I also found that High, Wide and Handsome had some elements of Oklahoma! to it. It was probably the rural setting and the two people clearly in love but not really willing to admit it. The connection is also, I figure, there due to that both High, Wide and Handsome and Oklahoma! have lyrics by Oscar Hammerstein II. In this case, however, it is Jerome Kern who provides the music.
The songs from High, Wide and Handsome are mostly sung by Dunne in her lovely semi-operatic voice. There is one song, Will You Marry Me Tomorrow, Maria? that is sung by William Frawley. The sight of the future Fred Mertz doing a jaunty little song and dance might be a bit startling, but it works very well here. There's an unabashed joy in the performance, mirroring the joy of the marriage. It's a funny little song that is a treat to hear.
Dunne does marvelous in two standout numbers. Can I Forget You? is a beautiful love song, full of longing and romance. The other, The Folks Who Live on the Hill, has a similar feel, one with a sense of optimism on starting a new life with the one you love. It's a credit to the songwriting mastery of Kern and Hammerstein that these numbers are both lovely to hear and express characters' feelings.
Acting wise, Dunne played Mary as a strong woman but also one deeply hurt by her husband's neglect. She comes alive when doing a duet with Lamour, Alleghany Al, but when she learns that Peter has sold their hill, her heartbreak is moving.
Scott was not asked to sing, so I imagine he couldn't. Despite this, I can see the appeal of Randolph Scott, at least early in his career. He is the definition of "rugged", an extremely good-looking man who is able to command the screen.
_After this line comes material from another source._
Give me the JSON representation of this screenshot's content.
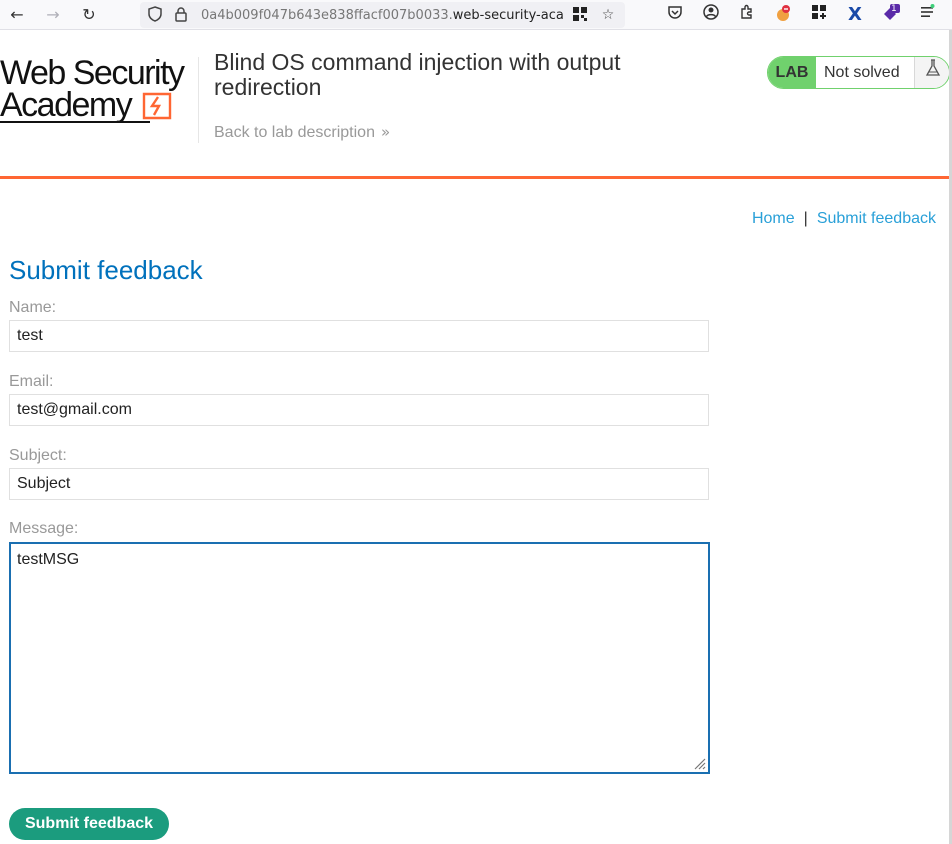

At times he did appear a bit overenthusiastic when rallying his men to keep building the pipeline to circumvent the railroad barons, but I cut him some slack here.
He plays his love scenes with Dunne beautifully. The love in his eyes reveals more than words could, a credit to him as an actor here.
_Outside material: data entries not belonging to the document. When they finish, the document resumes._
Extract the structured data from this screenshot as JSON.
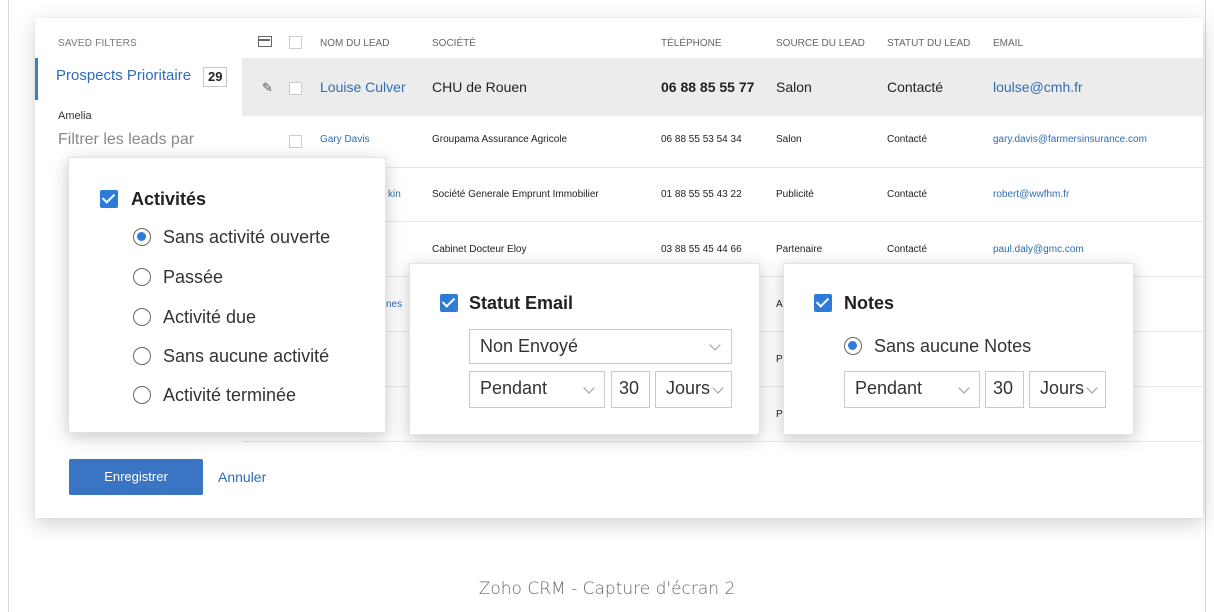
{
  "sidebar": {
    "title": "SAVED FILTERS",
    "active_filter": "Prospects Prioritaire",
    "active_count": "29",
    "user": "Amelia",
    "filter_placeholder": "Filtrer les leads par"
  },
  "table": {
    "columns": [
      "NOM DU LEAD",
      "SOCIÉTÉ",
      "TÉLÉPHONE",
      "SOURCE DU LEAD",
      "STATUT DU LEAD",
      "EMAIL"
    ],
    "rows": [
      {
        "name": "Louise Culver",
        "company": "CHU de Rouen",
        "phone": "06 88 85 55 77",
        "source": "Salon",
        "status": "Contacté",
        "email": "loulse@cmh.fr"
      },
      {
        "name": "Gary Davis",
        "company": "Groupama Assurance Agricole",
        "phone": "06 88 55 53 54 34",
        "source": "Salon",
        "status": "Contacté",
        "email": "gary.davis@farmersinsurance.com"
      },
      {
        "name": "kin",
        "company": "Société Generale Emprunt Immobilier",
        "phone": "01 88 55 55 43 22",
        "source": "Publicité",
        "status": "Contacté",
        "email": "robert@wwfhm.fr"
      },
      {
        "name": "",
        "company": "Cabinet Docteur Eloy",
        "phone": "03 88 55 45 44 66",
        "source": "Partenaire",
        "status": "Contacté",
        "email": "paul.daly@gmc.com"
      },
      {
        "name": "nes",
        "company": "",
        "phone": "",
        "source": "A",
        "status": "",
        "email": ""
      },
      {
        "name": "",
        "company": "",
        "phone": "",
        "source": "P",
        "status": "",
        "email": ""
      },
      {
        "name": "",
        "company": "",
        "phone": "",
        "source": "P",
        "status": "",
        "email": ""
      }
    ]
  },
  "activities_popup": {
    "title": "Activités",
    "options": [
      "Sans activité ouverte",
      "Passée",
      "Activité due",
      "Sans aucune activité",
      "Activité terminée"
    ],
    "selected": "Sans activité ouverte"
  },
  "email_popup": {
    "title": "Statut Email",
    "status_value": "Non Envoyé",
    "period_value": "Pendant",
    "number_value": "30",
    "unit_value": "Jours"
  },
  "notes_popup": {
    "title": "Notes",
    "option": "Sans aucune Notes",
    "period_value": "Pendant",
    "number_value": "30",
    "unit_value": "Jours"
  },
  "actions": {
    "save_label": "Enregistrer",
    "cancel_label": "Annuler"
  },
  "caption": "Zoho CRM - Capture d'écran 2",
  "colors": {
    "accent": "#2f7bd8",
    "link": "#2f6db5",
    "button": "#3a75c4",
    "highlight_row": "#ececec"
  }
}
Patterson was delightful as the wise Grandma. She was playful but also direct. Most importantly, she played a Christian woman aware of her own flaws. When she sees Molly in her house, she's shocked. "A shantyboat woman? In MY parlor?!", the disbelief registering her moral outrage. When Mary tells her that Molly was suffering from hypothermia and badly injured, Patterson's face quickly changes from moral outrage to genuine concern. "Guess I better heat some water," she says, recognizing her Christian duty to care for others trumped her indignation at Molly's profession.
It is a surprise to see Charles Bickford and Alan Hale as villains, and they did a good job even if they did seem a bit over-the-top. However, I think that was the point.
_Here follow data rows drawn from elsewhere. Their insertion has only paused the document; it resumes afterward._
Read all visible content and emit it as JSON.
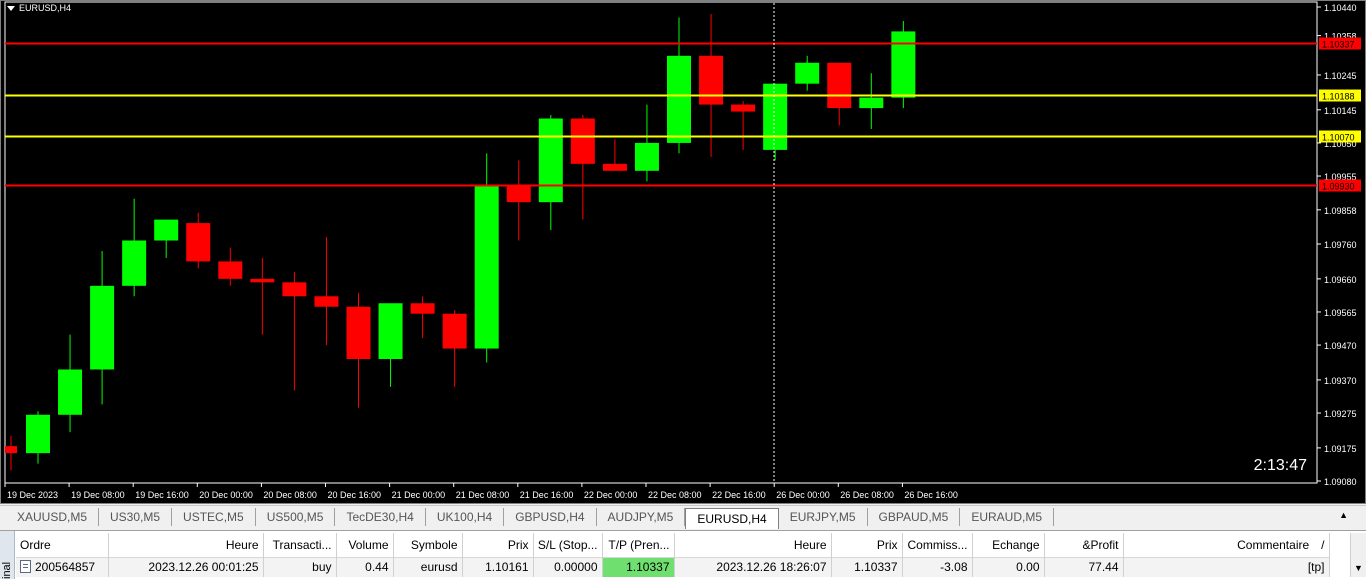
{
  "chart": {
    "title": "EURUSD,H4",
    "timer": "2:13:47",
    "colors": {
      "background": "#000000",
      "bull": "#00ff00",
      "bear": "#ff0000",
      "grid_text": "#ffffff",
      "red_line": "#ff0000",
      "yellow_line": "#ffff00"
    }
  },
  "chart_data": {
    "type": "candlestick",
    "symbol": "EURUSD",
    "timeframe": "H4",
    "ylim": [
      1.0908,
      1.1044
    ],
    "y_ticks": [
      "1.10440",
      "1.10358",
      "1.10245",
      "1.10145",
      "1.10050",
      "1.09955",
      "1.09858",
      "1.09760",
      "1.09660",
      "1.09565",
      "1.09470",
      "1.09370",
      "1.09275",
      "1.09175",
      "1.09080"
    ],
    "x_labels": [
      "19 Dec 2023",
      "19 Dec 08:00",
      "19 Dec 16:00",
      "20 Dec 00:00",
      "20 Dec 08:00",
      "20 Dec 16:00",
      "21 Dec 00:00",
      "21 Dec 08:00",
      "21 Dec 16:00",
      "22 Dec 00:00",
      "22 Dec 08:00",
      "22 Dec 16:00",
      "26 Dec 00:00",
      "26 Dec 08:00",
      "26 Dec 16:00"
    ],
    "candles": [
      {
        "o": 1.0918,
        "h": 1.0921,
        "l": 1.0911,
        "c": 1.0916
      },
      {
        "o": 1.0916,
        "h": 1.0928,
        "l": 1.0913,
        "c": 1.0927
      },
      {
        "o": 1.0927,
        "h": 1.095,
        "l": 1.0922,
        "c": 1.094
      },
      {
        "o": 1.094,
        "h": 1.0974,
        "l": 1.093,
        "c": 1.0964
      },
      {
        "o": 1.0964,
        "h": 1.0989,
        "l": 1.0961,
        "c": 1.0977
      },
      {
        "o": 1.0977,
        "h": 1.0982,
        "l": 1.0972,
        "c": 1.0983
      },
      {
        "o": 1.0982,
        "h": 1.0985,
        "l": 1.0969,
        "c": 1.0971
      },
      {
        "o": 1.0971,
        "h": 1.0975,
        "l": 1.0964,
        "c": 1.0966
      },
      {
        "o": 1.0966,
        "h": 1.0972,
        "l": 1.095,
        "c": 1.0965
      },
      {
        "o": 1.0965,
        "h": 1.0968,
        "l": 1.0934,
        "c": 1.0961
      },
      {
        "o": 1.0961,
        "h": 1.0978,
        "l": 1.0947,
        "c": 1.0958
      },
      {
        "o": 1.0958,
        "h": 1.0962,
        "l": 1.0929,
        "c": 1.0943
      },
      {
        "o": 1.0943,
        "h": 1.0956,
        "l": 1.0935,
        "c": 1.0959
      },
      {
        "o": 1.0959,
        "h": 1.0961,
        "l": 1.0949,
        "c": 1.0956
      },
      {
        "o": 1.0956,
        "h": 1.0957,
        "l": 1.0935,
        "c": 1.0946
      },
      {
        "o": 1.0946,
        "h": 1.1002,
        "l": 1.0942,
        "c": 1.0993
      },
      {
        "o": 1.0993,
        "h": 1.1,
        "l": 1.0977,
        "c": 1.0988
      },
      {
        "o": 1.0988,
        "h": 1.1013,
        "l": 1.098,
        "c": 1.1012
      },
      {
        "o": 1.1012,
        "h": 1.1013,
        "l": 1.0983,
        "c": 1.0999
      },
      {
        "o": 1.0999,
        "h": 1.1006,
        "l": 1.0997,
        "c": 1.0997
      },
      {
        "o": 1.0997,
        "h": 1.1016,
        "l": 1.0994,
        "c": 1.1005
      },
      {
        "o": 1.1005,
        "h": 1.1041,
        "l": 1.1002,
        "c": 1.103
      },
      {
        "o": 1.103,
        "h": 1.1042,
        "l": 1.1001,
        "c": 1.1016
      },
      {
        "o": 1.1016,
        "h": 1.1017,
        "l": 1.1003,
        "c": 1.1014
      },
      {
        "o": 1.1003,
        "h": 1.1022,
        "l": 1.1,
        "c": 1.1022
      },
      {
        "o": 1.1022,
        "h": 1.103,
        "l": 1.102,
        "c": 1.1028
      },
      {
        "o": 1.1028,
        "h": 1.1028,
        "l": 1.101,
        "c": 1.1015
      },
      {
        "o": 1.1015,
        "h": 1.1025,
        "l": 1.1009,
        "c": 1.1018
      },
      {
        "o": 1.1018,
        "h": 1.104,
        "l": 1.1015,
        "c": 1.1037
      }
    ],
    "hlines": [
      {
        "price": 1.10337,
        "label": "1.10337",
        "color": "#ff0000",
        "label_bg": "#ff0000",
        "label_fg": "#000000"
      },
      {
        "price": 1.10188,
        "label": "1.10188",
        "color": "#ffff00",
        "label_bg": "#ffff00",
        "label_fg": "#000000"
      },
      {
        "price": 1.1007,
        "label": "1.10070",
        "color": "#ffff00",
        "label_bg": "#ffff00",
        "label_fg": "#000000"
      },
      {
        "price": 1.0993,
        "label": "1.09930",
        "color": "#ff0000",
        "label_bg": "#ff0000",
        "label_fg": "#000000"
      }
    ],
    "crosshair_label": "26 Dec 00:00",
    "grid": false
  },
  "tabs": [
    {
      "label": "XAUUSD,M5",
      "active": false
    },
    {
      "label": "US30,M5",
      "active": false
    },
    {
      "label": "USTEC,M5",
      "active": false
    },
    {
      "label": "US500,M5",
      "active": false
    },
    {
      "label": "TecDE30,H4",
      "active": false
    },
    {
      "label": "UK100,H4",
      "active": false
    },
    {
      "label": "GBPUSD,H4",
      "active": false
    },
    {
      "label": "AUDJPY,M5",
      "active": false
    },
    {
      "label": "EURUSD,H4",
      "active": true
    },
    {
      "label": "EURJPY,M5",
      "active": false
    },
    {
      "label": "GBPAUD,M5",
      "active": false
    },
    {
      "label": "EURAUD,M5",
      "active": false
    }
  ],
  "terminal": {
    "side_label": "inal",
    "columns": [
      "Ordre",
      "Heure",
      "Transacti...",
      "Volume",
      "Symbole",
      "Prix",
      "S/L (Stop...",
      "T/P (Pren...",
      "Heure",
      "Prix",
      "Commiss...",
      "Echange",
      "&Profit",
      "Commentaire"
    ],
    "rows": [
      [
        "200564857",
        "2023.12.26 00:01:25",
        "buy",
        "0.44",
        "eurusd",
        "1.10161",
        "0.00000",
        "1.10337",
        "2023.12.26 18:26:07",
        "1.10337",
        "-3.08",
        "0.00",
        "77.44",
        "[tp]"
      ]
    ],
    "sort_indicator": "/",
    "tp_highlight": "#6fdf6f"
  }
}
High, Wide and Handsome is a pleasant enough film which should entertain. It has some beautiful songs and might, with some work, be worth a remake.